Go line by line through the data and copy those with the word "port".

(Items from an interface collection)
--------------------
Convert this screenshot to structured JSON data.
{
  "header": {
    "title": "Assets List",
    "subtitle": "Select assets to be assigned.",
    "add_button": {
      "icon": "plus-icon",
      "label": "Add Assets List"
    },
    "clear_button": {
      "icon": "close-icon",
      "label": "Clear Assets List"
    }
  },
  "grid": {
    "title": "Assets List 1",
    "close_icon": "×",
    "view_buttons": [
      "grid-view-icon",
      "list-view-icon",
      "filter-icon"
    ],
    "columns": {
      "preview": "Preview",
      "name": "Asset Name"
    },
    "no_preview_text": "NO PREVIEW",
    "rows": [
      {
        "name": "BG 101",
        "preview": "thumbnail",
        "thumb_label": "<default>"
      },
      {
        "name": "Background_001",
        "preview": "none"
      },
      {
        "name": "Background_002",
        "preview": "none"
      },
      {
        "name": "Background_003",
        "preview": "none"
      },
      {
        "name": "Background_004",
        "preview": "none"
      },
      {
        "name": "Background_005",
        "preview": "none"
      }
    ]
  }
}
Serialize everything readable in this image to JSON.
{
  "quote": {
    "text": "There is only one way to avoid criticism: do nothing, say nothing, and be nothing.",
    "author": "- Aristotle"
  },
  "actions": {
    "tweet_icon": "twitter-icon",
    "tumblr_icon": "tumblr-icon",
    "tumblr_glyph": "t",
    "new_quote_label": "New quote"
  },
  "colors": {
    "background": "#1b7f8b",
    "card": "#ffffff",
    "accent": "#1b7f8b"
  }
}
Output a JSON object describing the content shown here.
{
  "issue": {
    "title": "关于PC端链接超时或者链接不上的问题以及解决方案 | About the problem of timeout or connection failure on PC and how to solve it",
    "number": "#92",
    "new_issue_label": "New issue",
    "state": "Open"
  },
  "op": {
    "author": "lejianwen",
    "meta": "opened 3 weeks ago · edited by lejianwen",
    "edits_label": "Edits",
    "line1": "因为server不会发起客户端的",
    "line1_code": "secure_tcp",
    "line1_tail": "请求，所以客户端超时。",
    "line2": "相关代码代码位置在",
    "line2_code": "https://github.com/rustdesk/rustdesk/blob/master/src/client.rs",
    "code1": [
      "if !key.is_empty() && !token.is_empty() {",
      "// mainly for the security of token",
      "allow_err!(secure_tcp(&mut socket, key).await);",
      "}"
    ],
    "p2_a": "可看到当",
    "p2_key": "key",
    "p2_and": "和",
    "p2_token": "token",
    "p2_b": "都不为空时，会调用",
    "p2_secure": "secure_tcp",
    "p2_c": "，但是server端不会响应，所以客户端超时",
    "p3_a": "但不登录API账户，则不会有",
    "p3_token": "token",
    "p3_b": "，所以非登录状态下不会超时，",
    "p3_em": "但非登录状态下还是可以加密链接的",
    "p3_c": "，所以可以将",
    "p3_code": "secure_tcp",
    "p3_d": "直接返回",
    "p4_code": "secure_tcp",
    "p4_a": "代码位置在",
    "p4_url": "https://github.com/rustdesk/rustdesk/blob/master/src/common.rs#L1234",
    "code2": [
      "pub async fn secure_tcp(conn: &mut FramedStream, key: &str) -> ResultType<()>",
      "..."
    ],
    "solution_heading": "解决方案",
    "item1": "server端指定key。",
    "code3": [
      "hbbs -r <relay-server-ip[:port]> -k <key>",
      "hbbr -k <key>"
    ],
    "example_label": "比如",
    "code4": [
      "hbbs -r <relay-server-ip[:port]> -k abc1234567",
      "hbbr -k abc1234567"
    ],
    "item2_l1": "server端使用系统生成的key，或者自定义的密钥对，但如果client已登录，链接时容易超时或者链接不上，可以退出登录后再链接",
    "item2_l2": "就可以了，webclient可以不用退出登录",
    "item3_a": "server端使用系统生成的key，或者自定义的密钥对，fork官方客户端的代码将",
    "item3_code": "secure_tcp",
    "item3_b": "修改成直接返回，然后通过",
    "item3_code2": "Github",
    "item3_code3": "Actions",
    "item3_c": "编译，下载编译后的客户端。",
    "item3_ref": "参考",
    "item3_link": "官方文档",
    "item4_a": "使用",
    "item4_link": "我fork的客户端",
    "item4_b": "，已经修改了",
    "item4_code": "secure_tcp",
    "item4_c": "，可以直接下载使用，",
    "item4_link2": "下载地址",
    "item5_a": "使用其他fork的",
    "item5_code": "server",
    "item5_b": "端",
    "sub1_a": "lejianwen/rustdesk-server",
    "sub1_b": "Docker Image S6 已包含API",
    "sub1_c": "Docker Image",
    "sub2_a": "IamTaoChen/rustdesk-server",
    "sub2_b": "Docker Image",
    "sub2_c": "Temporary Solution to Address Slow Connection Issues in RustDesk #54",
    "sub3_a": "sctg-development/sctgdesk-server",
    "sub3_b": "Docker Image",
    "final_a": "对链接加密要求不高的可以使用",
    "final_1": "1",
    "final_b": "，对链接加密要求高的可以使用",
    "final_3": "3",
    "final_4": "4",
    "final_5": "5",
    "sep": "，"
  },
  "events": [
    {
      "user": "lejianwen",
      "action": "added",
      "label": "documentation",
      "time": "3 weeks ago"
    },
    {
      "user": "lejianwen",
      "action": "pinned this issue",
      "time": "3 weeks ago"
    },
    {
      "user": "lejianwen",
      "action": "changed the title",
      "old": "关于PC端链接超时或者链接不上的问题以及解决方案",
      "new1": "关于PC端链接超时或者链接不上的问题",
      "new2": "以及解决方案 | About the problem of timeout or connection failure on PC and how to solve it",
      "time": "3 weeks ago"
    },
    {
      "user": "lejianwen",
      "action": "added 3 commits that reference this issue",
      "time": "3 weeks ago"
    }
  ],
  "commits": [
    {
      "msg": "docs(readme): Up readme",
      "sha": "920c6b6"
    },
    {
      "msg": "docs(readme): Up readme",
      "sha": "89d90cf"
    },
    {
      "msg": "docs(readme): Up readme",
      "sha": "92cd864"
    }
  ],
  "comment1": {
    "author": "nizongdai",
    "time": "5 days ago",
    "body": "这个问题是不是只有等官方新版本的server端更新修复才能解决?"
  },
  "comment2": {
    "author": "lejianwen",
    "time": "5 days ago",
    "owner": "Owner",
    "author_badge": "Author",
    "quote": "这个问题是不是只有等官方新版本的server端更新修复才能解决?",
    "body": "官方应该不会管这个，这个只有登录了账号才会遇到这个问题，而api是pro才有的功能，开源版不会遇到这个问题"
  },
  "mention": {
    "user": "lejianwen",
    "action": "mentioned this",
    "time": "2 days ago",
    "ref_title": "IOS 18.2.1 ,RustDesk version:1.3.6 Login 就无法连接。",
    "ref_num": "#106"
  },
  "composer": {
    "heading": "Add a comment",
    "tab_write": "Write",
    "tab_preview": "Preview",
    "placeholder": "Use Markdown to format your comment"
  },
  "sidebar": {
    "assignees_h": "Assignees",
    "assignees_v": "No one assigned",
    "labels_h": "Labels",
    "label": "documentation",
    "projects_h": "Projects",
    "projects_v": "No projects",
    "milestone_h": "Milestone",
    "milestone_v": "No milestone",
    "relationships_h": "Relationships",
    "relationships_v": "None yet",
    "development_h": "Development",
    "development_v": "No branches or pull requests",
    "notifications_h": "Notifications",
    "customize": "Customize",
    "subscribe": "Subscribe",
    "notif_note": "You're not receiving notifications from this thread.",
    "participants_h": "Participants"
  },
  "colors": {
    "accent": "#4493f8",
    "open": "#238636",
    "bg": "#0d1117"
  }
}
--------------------
§ Worked solution:
      "hbbs -r <relay-server-ip[:port]> -k <key>",
      "hbbs -r <relay-server-ip[:port]> -k abc1234567",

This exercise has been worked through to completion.